Yeah, Sarah, I would be shocked if a popular Democrat runs against Biden. I wouldn’t be shocked, though, if he declines to run for reelection. He would be 86 years of ages by the end of his second term; it’s just really tough to imagine him serving at that age. Due to the fact that project choices don’t always occur in an organized fashion, it’ll be interesting to see how long Biden waits prior to he makes a final determination about his 2024 intents.
If Trump were to unexpectedly wait to announce or were even to drift the concept he won’t run that might make complex Biden’s decision-making process if he is considering not running once again. I guess I’m just hesitant that Biden would throw in the towel without an obvious heir evident regardless of his age.
(After all, he beat Trump in 2020.) I’m not sure how much the information backs that up. According to a You, Gov/Yahoo News survey from the start of the month, signed up citizens selected Biden over Trump 45 percent to 42 percent. They likewise picked Harris over Trump 45 percent to 44 percent.
And that’s prior to even entering the fact that 2024 is two years away and early general-election polls are pretty useless. It mostly depends upon the pollster as to whether Biden leads or Trump leads, however on balance, Biden might lead slightly more typically than not. I do think, though, some Democrats believe anybody aside from Biden may be weaker against Trump.
Most of the discontent appears to be coming within Biden’s own celebration, too. To be clear, 75 percent of Democrats said they authorize of the task Biden is doing as president.
Where Biden goes from here back up or stagnant could be crucial to figuring out whether he runs once again.
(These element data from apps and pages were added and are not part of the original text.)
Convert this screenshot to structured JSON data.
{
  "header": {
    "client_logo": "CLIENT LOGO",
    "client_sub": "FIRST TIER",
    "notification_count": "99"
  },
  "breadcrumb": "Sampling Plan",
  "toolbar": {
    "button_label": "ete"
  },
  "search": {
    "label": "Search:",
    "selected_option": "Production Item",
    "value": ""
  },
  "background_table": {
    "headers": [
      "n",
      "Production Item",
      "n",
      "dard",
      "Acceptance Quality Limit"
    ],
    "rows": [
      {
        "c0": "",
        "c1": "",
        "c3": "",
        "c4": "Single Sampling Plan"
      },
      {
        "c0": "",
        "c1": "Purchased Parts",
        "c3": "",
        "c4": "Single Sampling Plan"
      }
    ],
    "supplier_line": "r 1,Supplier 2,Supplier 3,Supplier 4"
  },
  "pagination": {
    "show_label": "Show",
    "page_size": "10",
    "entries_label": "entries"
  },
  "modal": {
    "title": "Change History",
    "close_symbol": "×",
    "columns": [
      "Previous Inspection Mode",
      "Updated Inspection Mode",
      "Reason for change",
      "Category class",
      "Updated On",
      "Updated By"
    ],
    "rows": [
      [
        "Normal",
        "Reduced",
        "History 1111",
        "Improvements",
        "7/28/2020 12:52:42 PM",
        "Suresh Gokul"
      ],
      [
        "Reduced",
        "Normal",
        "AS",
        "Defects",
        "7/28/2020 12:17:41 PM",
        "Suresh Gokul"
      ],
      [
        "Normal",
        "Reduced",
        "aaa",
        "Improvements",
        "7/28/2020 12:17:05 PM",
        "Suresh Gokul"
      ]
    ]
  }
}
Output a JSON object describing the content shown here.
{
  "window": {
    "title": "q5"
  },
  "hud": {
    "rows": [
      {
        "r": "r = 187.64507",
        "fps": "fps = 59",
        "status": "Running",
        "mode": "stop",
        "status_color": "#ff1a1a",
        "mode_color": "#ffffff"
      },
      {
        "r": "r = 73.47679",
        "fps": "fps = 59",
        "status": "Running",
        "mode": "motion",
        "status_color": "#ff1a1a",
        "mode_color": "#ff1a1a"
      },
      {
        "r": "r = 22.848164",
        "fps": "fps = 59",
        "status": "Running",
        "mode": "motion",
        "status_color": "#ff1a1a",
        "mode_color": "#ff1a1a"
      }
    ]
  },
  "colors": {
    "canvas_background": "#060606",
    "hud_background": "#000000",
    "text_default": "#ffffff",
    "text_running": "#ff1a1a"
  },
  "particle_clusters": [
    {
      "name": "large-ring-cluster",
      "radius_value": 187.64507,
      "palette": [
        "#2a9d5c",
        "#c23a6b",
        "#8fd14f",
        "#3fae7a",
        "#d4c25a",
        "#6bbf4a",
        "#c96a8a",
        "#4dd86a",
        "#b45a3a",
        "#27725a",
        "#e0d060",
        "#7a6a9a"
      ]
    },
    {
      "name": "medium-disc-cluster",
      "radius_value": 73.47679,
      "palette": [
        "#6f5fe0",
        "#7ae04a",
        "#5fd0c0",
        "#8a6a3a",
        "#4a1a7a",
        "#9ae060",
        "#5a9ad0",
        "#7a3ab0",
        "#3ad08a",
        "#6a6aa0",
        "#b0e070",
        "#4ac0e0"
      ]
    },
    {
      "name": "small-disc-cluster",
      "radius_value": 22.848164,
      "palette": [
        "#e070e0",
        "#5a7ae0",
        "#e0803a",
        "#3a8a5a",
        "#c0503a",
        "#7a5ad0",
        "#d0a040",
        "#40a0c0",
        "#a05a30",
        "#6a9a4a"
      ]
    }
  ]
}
Not to discuss that until really just recently Biden likewise had the most affordable approval ranking of any president given that completion of World War II. It’s gradually inched back up, however he’s still underwater total.
Is it fair to say that we’re all in arrangement that there is not space for anyone else in the Democratic primary aside from Biden unless, naturally, he doesn’t run? Yes! The truth that nobody quickly enters your mind informs me yes. Yes. OK, time to talk about the Republican side of things.
Ron De, Santis, previous Vice President Mike Pence, previous UN Ambassador Nikki Haley, former Secretary of State Mike Pompeo and Maryland Gov. Larry Hogan all seem to be lining up to run. However, of those, De, Santis is the only one who (currently) appears capable of beating Trump needs to the former president undoubtedly run.
If you get a number of prospects splitting up the vote not going for Trump, it’s just going to make it easier for him to win.
You’re not challenging a sitting president, and there certainly seems to be at least some hesitancy over Trump and the concept that he has too much luggage and may not have the ability to win in a basic election once again. A New York City Times/Siena College survey from last month discovered, for circumstances, that practically half of Americans who planned to enact the 2024 Republican primary would select a candidate besides Trump in a main race.
I’m grateful you raised that poll, since I believed that was an interesting method to frame the outcomes, as one might likewise argue from that survey that Trump is still the undisputed leader. He was initially, with 49 percent assistance, and De, Santis remained in second, at 25 percent.
There is absolutely more room for an opposition to Trump than to Biden, however Trump would still be preferred. According to a current Politico/Morning Consult poll, 56 percent of Republican and independent registered citizens stated they would support Trump, while 18 percent stated they would support De, Santis, 8 percent stated they would support Pence and a bunch of other prospects all got 2 percent or less.
According to that You, Gov/Yahoo News survey I mentioned previously, Trump beats De, Santis 44 percent to 35 percent amongst signed up citizens in a direct match. Definitely, however this point (from the Times reporting on the survey) was an interesting comparison to me: “His share of the Republican primary electorate is less than Hillary Clinton’s among Democrats was at the outset of the 2016 race.” Naturally, Clinton ultimately won that race, however it wasn’t a guarantee Sanders provided her a real run for her money.
The Times might have likewise compared Trump to Gore’s position in 1999. He, obviously, went on to win the main without much trouble. That stated, De, Santis is plainly a legitimate danger to Trump; a 9-point lead in the surveys is not secure. That’s specifically true considering that Trump has universal name acknowledgment, while De, Santis does not.
I know we had a chat back then about whether Trump’s grip on the GOP is still strong. At the time, I said that Trump may be weaker than some would like to admit, but after Tuesday night’s outcomes most especially Wyoming Rep. Liz Cheney’s main loss paired with the fates of the nine other Republicans who voted to impeach the former president I in fact believe it’ll be actually hard for another Republican to cut through his power.